The consultant who says Kelowna needs a minimum of 15 new RCMP officers to adequately fight crime in the city, says the Kelowna detachment is “chronically understaffed” and has been for the last 10 years.
Saskatoon-based consultant Robert Prosser, who presented his report to Kelowna city council Monday, said as it now stands the detachment actually needs 40 more officers but with a significant reduction in crime levels that number could be reduced to between 15 and 20 new officers. Fifteen new cops would cost the city an extra $2 million per year and that alone would equate to a tax hike of about two per cent.
Following his presentation to council, Prosser said if the city wants to see a hoped for reduction in crime rates any time soon, it should kick-start the process and fund more than the four new officers and additional civilian crime analyst it agreed to hire two weeks ago. Those new officers will bot likely be here until the fall.
“If you add four or five (officers) per year, it’s only going to prolong the results,” said Prosser.
The $50,000 study he conducted not only recommends more cops be hired by the city, it also says that while Kelowna’s crime rate has pretty much stayed the same over the last eight years, other, similar-sized communities in the province have seen dramatic decreases because they did, in the past, what Kelowna is now being told to do.
Prosser compared Kelowna to several other B.C. communities as a comparison—communities he would not publicly identify but whose identities are known to city officials—and found that through proactive measures and crime prevention tactics, crime levels were reduced as much as 31 per cent.
Because the Kelowna RCMP detachment members are so overworked, there is little or no time for crime prevention here, he said.
Statistics Canada has identified Kelowna as the most under policed metropolitan area in the country,
Local RCMP Supt. Bill McKinnon said Prosser’s report has borne out what he has been telling city council for years, he need more officer here to handle the current workload.
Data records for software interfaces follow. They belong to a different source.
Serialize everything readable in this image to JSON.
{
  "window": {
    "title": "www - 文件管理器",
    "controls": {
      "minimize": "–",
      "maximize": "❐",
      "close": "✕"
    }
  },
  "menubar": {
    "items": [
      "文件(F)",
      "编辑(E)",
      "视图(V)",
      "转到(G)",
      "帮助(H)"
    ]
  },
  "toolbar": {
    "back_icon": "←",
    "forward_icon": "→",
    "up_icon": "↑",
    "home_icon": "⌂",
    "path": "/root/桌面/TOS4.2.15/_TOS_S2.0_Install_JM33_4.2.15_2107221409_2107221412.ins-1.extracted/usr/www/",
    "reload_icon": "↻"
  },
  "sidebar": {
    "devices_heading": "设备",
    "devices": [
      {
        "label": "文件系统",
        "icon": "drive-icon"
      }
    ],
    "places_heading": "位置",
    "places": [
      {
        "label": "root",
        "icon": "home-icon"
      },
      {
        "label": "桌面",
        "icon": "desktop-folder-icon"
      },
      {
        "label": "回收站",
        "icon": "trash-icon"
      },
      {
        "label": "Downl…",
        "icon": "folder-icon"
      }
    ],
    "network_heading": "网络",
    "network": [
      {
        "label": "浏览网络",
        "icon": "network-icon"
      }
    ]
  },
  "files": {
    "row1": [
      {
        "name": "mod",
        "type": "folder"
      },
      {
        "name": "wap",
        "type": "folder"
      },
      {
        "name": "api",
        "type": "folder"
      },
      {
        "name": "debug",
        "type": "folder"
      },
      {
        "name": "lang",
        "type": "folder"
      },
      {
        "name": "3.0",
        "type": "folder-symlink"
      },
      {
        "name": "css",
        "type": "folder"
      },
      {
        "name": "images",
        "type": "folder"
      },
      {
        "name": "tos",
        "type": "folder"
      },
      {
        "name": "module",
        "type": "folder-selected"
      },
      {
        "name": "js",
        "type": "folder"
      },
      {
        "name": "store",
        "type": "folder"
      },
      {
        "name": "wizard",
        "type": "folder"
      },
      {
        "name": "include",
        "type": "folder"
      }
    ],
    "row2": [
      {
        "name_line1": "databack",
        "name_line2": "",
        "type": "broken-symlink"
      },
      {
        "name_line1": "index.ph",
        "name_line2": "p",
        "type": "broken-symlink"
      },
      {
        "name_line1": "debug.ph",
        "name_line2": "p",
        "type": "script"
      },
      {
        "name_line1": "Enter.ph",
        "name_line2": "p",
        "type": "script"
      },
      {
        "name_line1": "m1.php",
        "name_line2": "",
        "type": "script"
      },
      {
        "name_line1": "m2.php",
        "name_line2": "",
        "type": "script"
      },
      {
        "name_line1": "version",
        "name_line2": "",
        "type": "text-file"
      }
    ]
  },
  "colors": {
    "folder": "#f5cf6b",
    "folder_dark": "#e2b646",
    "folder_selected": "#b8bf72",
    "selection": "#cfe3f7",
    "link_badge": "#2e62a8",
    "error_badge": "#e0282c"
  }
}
One indicator of that workload at the Doyle Avenue detachments is an astounding 52,625 hours of accrued vacation time owed to local cops, as well as 3,649 hours of accrued overtime. The vacation and overtime cannot be taken because of officers are so busy. The overtime and vacation could cost the city as much as $3 million more on top of the nearly $20 million it currently pays for policing.
While Prosser’s report says the minimum number of additional officers required here is just over 15, he said because Kelowna is a popular tourist destination in the summer— attracting an estimated 1.5 million visitors—he did not think that the desired crime reduction numbers could realistically be reached to bring the number of Criminal Code cases per 100,000 population down to 70 from the current 128.
So he said the number of new officers required for the city is likely more like 20. He also recommended a third crime analyst be hired by the city, as it has been shown in other communities crime analysts are a tremendous help in lowering crime rates.
Prosser’s report says as more officers are hired and Criminal Code offences are reduced to a more realistic 90 per 100,000 population, more pro-active initiatives and crime prevention measures can be made here by RCMP members who have more time time to be out in the community.
City council instructed four senior staff members to prepare a report based on Prosser’s recommendations for its consideration before it finalizes the 2012 budget in May. The report is scheduled to go to council before the end of April.
While not committing to adding more police officers than council has already approved for this year, Mayor Walter Gray said council must consider taxes on one hand and levels of service on the other. The current proposed city budget calls for an tax increase of just one-tenth of one per cent for 2012.
“It comes down to the cost of services verses the need for services based on the public’s appetite for change,” he said.